## Data for review
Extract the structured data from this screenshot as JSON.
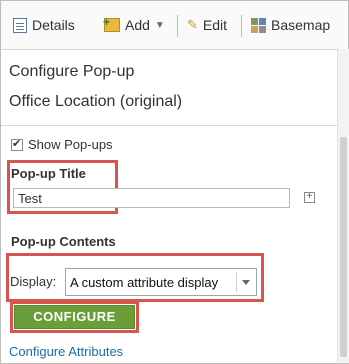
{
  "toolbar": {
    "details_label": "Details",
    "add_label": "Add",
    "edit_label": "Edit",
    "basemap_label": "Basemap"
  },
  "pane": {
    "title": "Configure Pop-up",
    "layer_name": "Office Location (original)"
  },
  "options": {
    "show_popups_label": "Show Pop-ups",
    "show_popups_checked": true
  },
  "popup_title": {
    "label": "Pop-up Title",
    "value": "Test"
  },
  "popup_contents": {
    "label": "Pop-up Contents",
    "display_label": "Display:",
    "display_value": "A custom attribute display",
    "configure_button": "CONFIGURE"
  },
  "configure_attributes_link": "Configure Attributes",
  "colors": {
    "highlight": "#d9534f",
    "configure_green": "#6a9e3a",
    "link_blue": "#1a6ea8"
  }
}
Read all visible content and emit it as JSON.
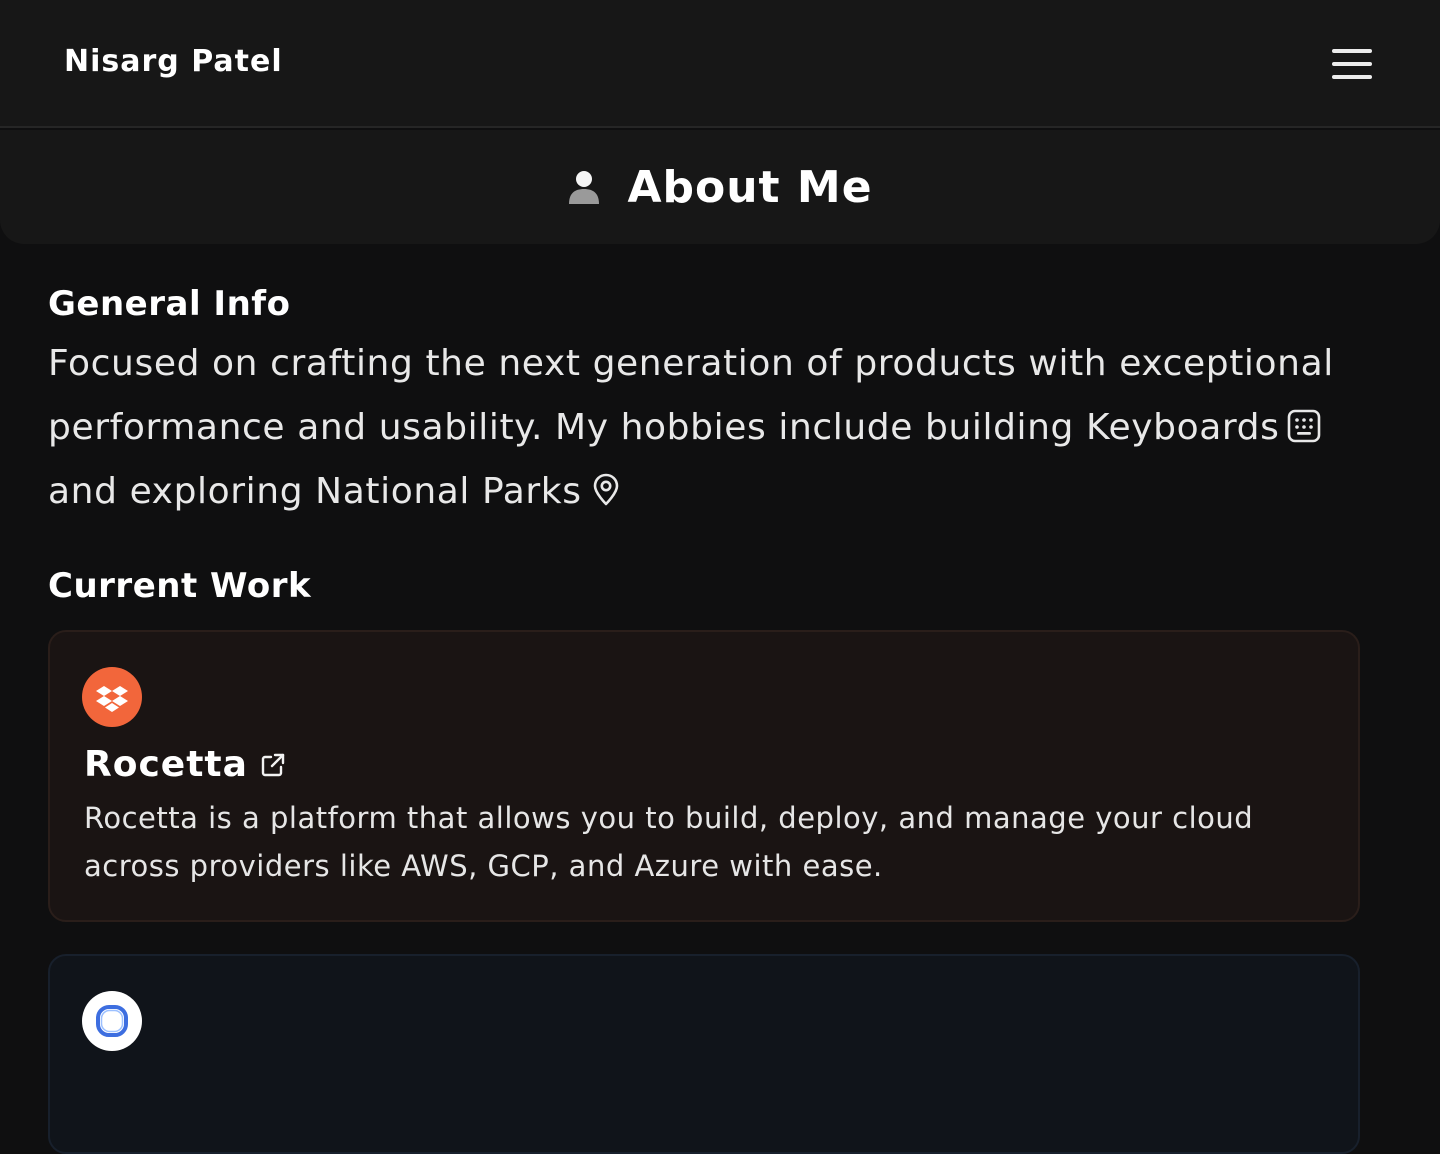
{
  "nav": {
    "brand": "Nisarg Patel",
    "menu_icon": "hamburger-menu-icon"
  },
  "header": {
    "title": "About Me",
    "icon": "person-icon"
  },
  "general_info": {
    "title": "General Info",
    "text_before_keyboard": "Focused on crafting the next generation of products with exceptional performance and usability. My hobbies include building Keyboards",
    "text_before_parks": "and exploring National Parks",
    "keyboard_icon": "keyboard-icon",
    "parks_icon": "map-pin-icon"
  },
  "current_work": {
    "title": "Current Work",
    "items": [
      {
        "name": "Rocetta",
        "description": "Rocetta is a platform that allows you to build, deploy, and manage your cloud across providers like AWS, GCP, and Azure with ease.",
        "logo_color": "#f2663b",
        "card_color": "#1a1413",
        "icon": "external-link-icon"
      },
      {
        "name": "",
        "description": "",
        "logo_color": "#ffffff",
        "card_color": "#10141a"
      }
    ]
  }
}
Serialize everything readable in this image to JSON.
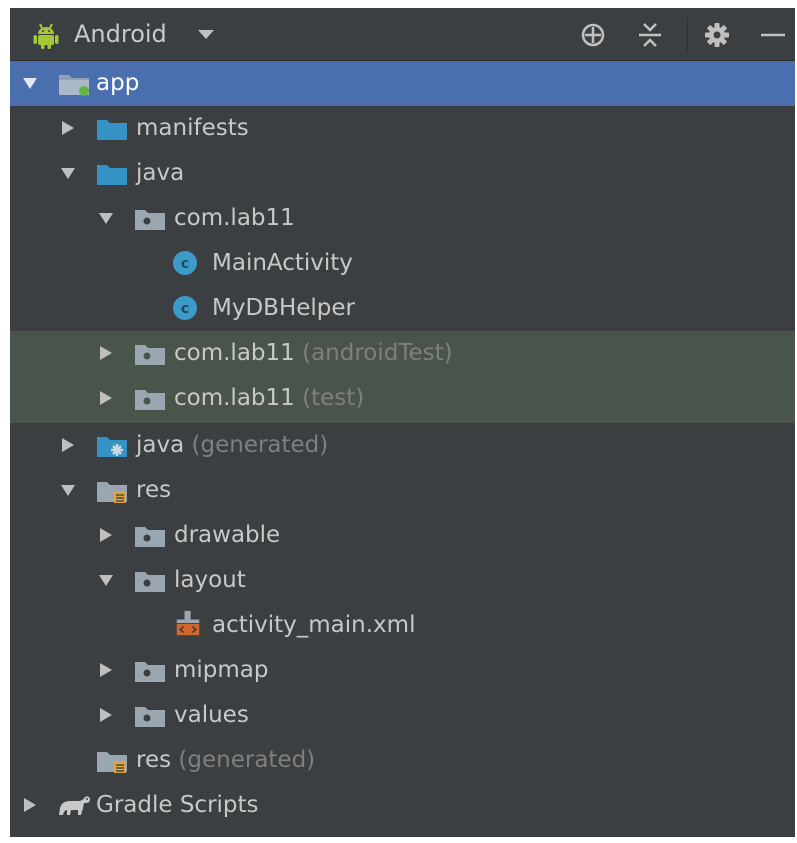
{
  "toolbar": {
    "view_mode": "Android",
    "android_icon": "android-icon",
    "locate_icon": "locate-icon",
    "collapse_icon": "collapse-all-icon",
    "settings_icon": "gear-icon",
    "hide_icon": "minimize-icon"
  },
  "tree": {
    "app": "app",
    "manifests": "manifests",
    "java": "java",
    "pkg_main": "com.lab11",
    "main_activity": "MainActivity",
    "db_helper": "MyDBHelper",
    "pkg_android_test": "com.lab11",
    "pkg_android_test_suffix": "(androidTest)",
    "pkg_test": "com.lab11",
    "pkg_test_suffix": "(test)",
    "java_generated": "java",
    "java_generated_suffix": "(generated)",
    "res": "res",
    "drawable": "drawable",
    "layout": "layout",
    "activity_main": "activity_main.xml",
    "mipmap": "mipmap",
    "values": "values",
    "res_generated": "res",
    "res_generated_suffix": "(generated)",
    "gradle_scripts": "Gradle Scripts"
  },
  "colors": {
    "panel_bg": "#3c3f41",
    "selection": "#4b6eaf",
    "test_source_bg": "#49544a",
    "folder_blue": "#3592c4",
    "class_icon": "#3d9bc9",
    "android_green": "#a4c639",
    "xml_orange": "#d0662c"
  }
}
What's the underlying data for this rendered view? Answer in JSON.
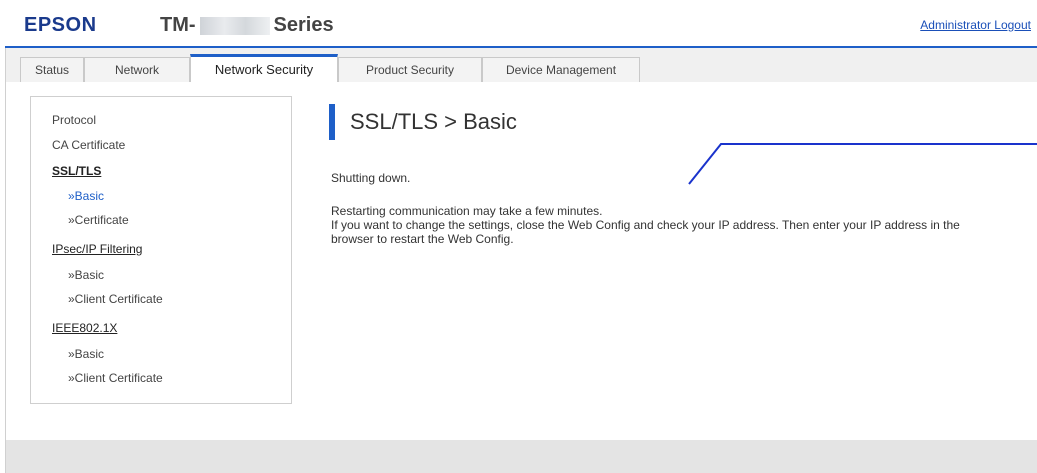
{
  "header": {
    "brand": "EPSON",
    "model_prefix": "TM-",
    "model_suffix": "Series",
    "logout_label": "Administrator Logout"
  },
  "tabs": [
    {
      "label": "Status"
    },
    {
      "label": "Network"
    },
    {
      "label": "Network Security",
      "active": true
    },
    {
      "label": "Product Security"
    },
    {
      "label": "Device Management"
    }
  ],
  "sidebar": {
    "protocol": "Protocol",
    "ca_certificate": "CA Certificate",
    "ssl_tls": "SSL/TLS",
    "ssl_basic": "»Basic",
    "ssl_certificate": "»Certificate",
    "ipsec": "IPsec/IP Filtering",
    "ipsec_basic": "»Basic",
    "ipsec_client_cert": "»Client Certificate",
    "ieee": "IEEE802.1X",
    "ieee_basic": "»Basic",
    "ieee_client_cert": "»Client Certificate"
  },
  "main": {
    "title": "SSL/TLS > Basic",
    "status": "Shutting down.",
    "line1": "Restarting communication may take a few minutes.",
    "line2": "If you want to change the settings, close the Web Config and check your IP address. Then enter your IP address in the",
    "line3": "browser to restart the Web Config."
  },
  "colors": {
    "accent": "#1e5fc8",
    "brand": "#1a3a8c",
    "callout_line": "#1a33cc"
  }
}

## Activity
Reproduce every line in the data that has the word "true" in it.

## Exercise answer
    "show_popups_checked": true
      "active": true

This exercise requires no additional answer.